Oracle's plan to unify JavaSE and JavaME here makes a lot of sense - mobile devices have a lot more power than the beginnings of JavaME. More importantly, the write-once-run-anywhere promise could finally become a reality for these devices.
JavaFX has yet to really capture the hearts of Java developers. Oracle will be continuing to invest heavily into JavaFX. Oracle ADF developers will be able to mix and match JavaFX.
One of the big talking points during these past few months of speculation has been centered around the fate of NetBeans. After all Oracle has JDeveloper, and contribute to Eclipse with their Oracle Enterprise Pack for Eclipse.
Netbeans will continue as the "lightweight IDE for Java developers" and will have an increased focus on mobile development and dynamic languages. NetBeans has made some huge progress in the last 2 years under Sun's watch, and I'm sure that it will continue with Oracle funding and steering it.
JDeveloper will remain as Oracle's development tool for Oracle Fusion, and Oracle will continue to make Eclipse contributions.
The briefing that Oracle gave on their software strategy puts Java at the center of everything for Oracle. In fact, as an overview of what Java provides, the webcast is a great primer. There are some key things set to happen now. JavaSE 7 will see an even more performant runtime, thanks to the merge with JRockit. The intent to take JavaOne on tour around the world is a really exciting prospect.
Overall, I'm really positive about the future of Java now - it's in good hands.

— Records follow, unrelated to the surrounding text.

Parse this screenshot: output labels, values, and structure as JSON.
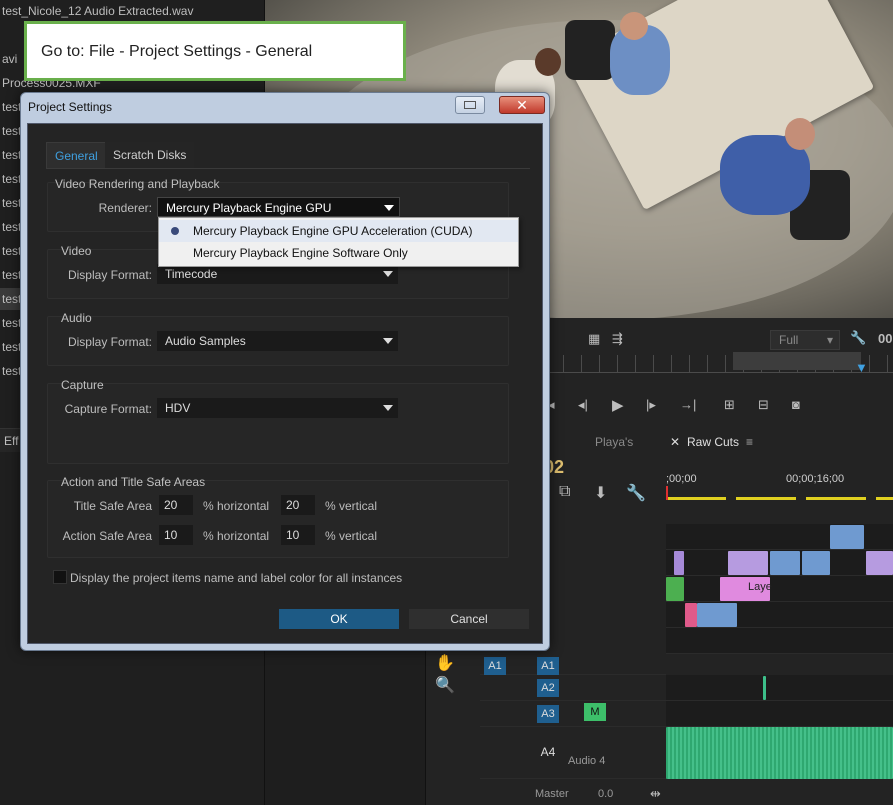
{
  "callout": {
    "text": "Go to: File - Project Settings - General"
  },
  "left_panel": {
    "files": [
      "test_Nicole_12 Audio Extracted.wav",
      "avi",
      "Process0025.MXF",
      "test",
      "test",
      "test",
      "test",
      "test",
      "test",
      "test",
      "test",
      "test",
      "test",
      "test",
      "test",
      "test"
    ],
    "effects_tab": "Eff"
  },
  "monitor": {
    "zoom": "Full",
    "timecode_fragment": "00"
  },
  "timeline": {
    "tabs": [
      "Playa's",
      "Raw Cuts"
    ],
    "timecode": ";02",
    "ruler_labels": [
      ";00;00",
      "00;00;16;00"
    ],
    "tracks": [
      {
        "label": "A1",
        "source": "A1"
      },
      {
        "label": "A2"
      },
      {
        "label": "A3",
        "mute": "M"
      },
      {
        "label": "A4",
        "name": "Audio 4"
      }
    ],
    "master": {
      "label": "Master",
      "value": "0.0"
    },
    "clip_label": "Laye"
  },
  "dialog": {
    "title": "Project Settings",
    "close_glyph": "✕",
    "tabs": [
      "General",
      "Scratch Disks"
    ],
    "video_rendering": {
      "title": "Video Rendering and Playback",
      "renderer_label": "Renderer:",
      "renderer_value": "Mercury Playback Engine GPU Acceleration",
      "options": [
        "Mercury Playback Engine GPU Acceleration (CUDA)",
        "Mercury Playback Engine Software Only"
      ]
    },
    "video": {
      "title": "Video",
      "display_format_label": "Display Format:",
      "display_format_value": "Timecode"
    },
    "audio": {
      "title": "Audio",
      "display_format_label": "Display Format:",
      "display_format_value": "Audio Samples"
    },
    "capture": {
      "title": "Capture",
      "capture_format_label": "Capture Format:",
      "capture_format_value": "HDV"
    },
    "safe_areas": {
      "title": "Action and Title Safe Areas",
      "title_safe_label": "Title Safe Area",
      "title_h": "20",
      "title_v": "20",
      "action_safe_label": "Action Safe Area",
      "action_h": "10",
      "action_v": "10",
      "horizontal_unit": "% horizontal",
      "vertical_unit": "% vertical"
    },
    "checkbox_label": "Display the project items name and label color for all instances",
    "ok": "OK",
    "cancel": "Cancel"
  }
}
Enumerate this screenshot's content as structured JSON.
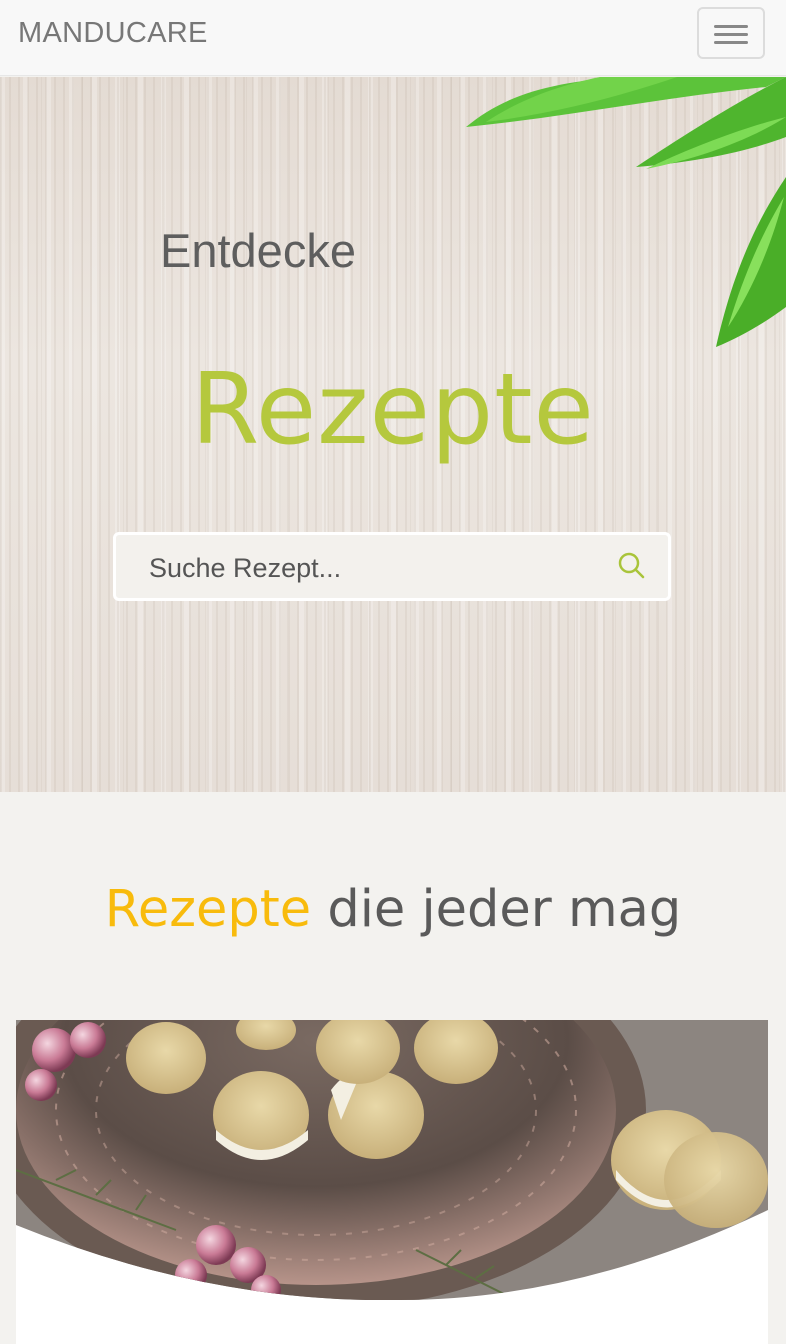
{
  "navbar": {
    "brand": "MANDUCARE",
    "menu_icon": "hamburger-menu-icon"
  },
  "hero": {
    "small_title": "Entdecke",
    "big_title": "Rezepte",
    "search": {
      "placeholder": "Suche Rezept...",
      "icon": "search-icon"
    }
  },
  "section": {
    "title_accent": "Rezepte",
    "title_rest": "die jeder mag"
  },
  "colors": {
    "accent_green": "#b5c83d",
    "accent_yellow": "#f8bb0c",
    "text_gray": "#5a5a5a"
  }
}
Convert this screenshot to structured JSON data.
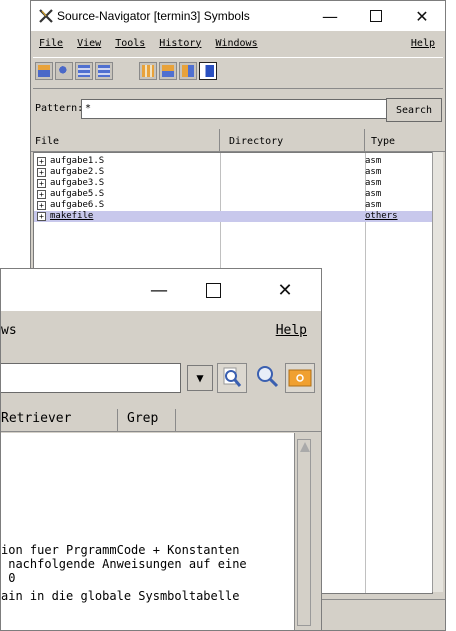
{
  "back_window": {
    "title": "Source-Navigator [termin3] Symbols",
    "menu": [
      "File",
      "View",
      "Tools",
      "History",
      "Windows"
    ],
    "menu_help": "Help",
    "pattern_label": "Pattern:",
    "pattern_value": "*",
    "search_label": "Search",
    "columns": {
      "file": "File",
      "directory": "Directory",
      "type": "Type"
    },
    "rows": [
      {
        "file": "aufgabe1.S",
        "type": "asm"
      },
      {
        "file": "aufgabe2.S",
        "type": "asm"
      },
      {
        "file": "aufgabe3.S",
        "type": "asm"
      },
      {
        "file": "aufgabe5.S",
        "type": "asm"
      },
      {
        "file": "aufgabe6.S",
        "type": "asm"
      },
      {
        "file": "makefile",
        "type": "others",
        "selected": true
      }
    ]
  },
  "front_window": {
    "menu_partial": "ws",
    "menu_help": "Help",
    "tabs": [
      "Retriever",
      "Grep"
    ],
    "code_lines": [
      "ion fuer PrgrammCode + Konstanten",
      " nachfolgende Anweisungen auf eine",
      " 0",
      "ain in die globale Sysmboltabelle"
    ]
  }
}
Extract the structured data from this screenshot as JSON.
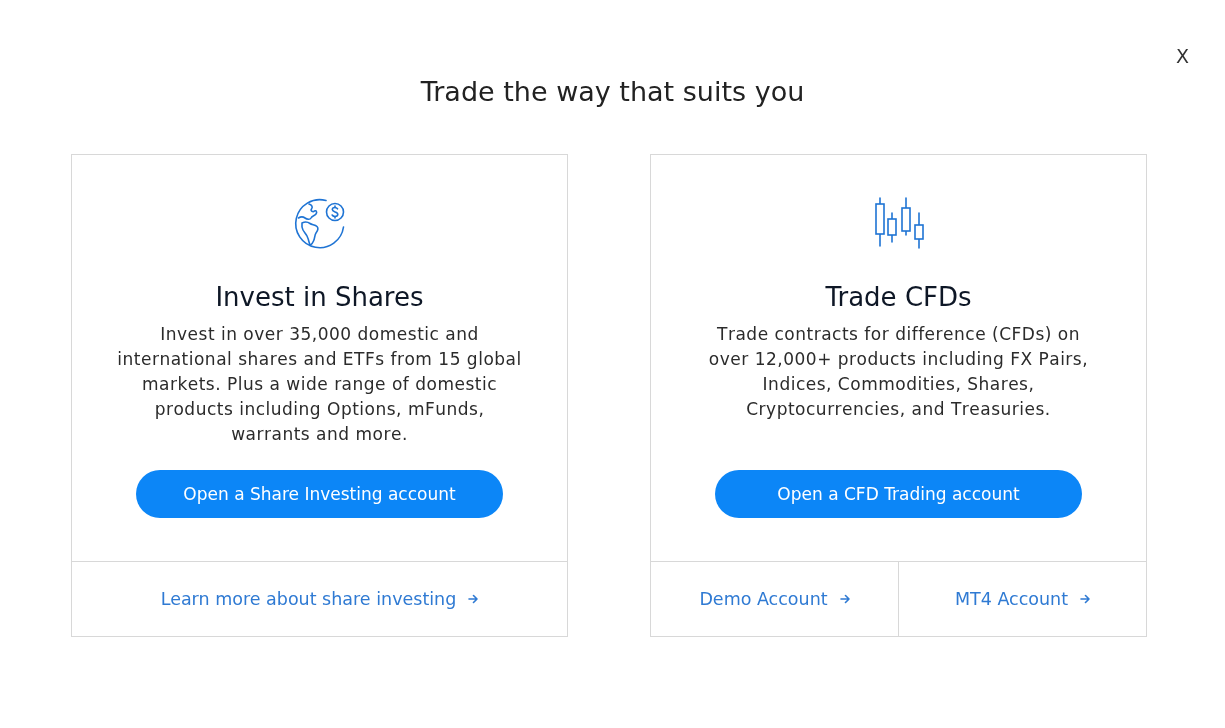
{
  "close_button": "X",
  "title": "Trade the way that suits you",
  "cards": [
    {
      "heading": "Invest in Shares",
      "description": "Invest in over 35,000 domestic and international shares and ETFs from 15 global markets. Plus a wide range of domestic products including Options, mFunds, warrants and more.",
      "button": "Open a Share Investing account",
      "links": [
        "Learn more about share investing"
      ]
    },
    {
      "heading": "Trade CFDs",
      "description": "Trade contracts for difference (CFDs) on over 12,000+ products including FX Pairs, Indices, Commodities, Shares, Cryptocurrencies, and Treasuries.",
      "button": "Open a CFD Trading account",
      "links": [
        "Demo Account",
        "MT4 Account"
      ]
    }
  ]
}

This year, JavaOne will be even more eagerly aniticipated than ever, to see what kind of show Oracle put on. It might not rival Apple's hype machine, but it will be big.
If you didn't get to tune into the live webcast, it's all available to view on Oracle's site, broken down talk by talk.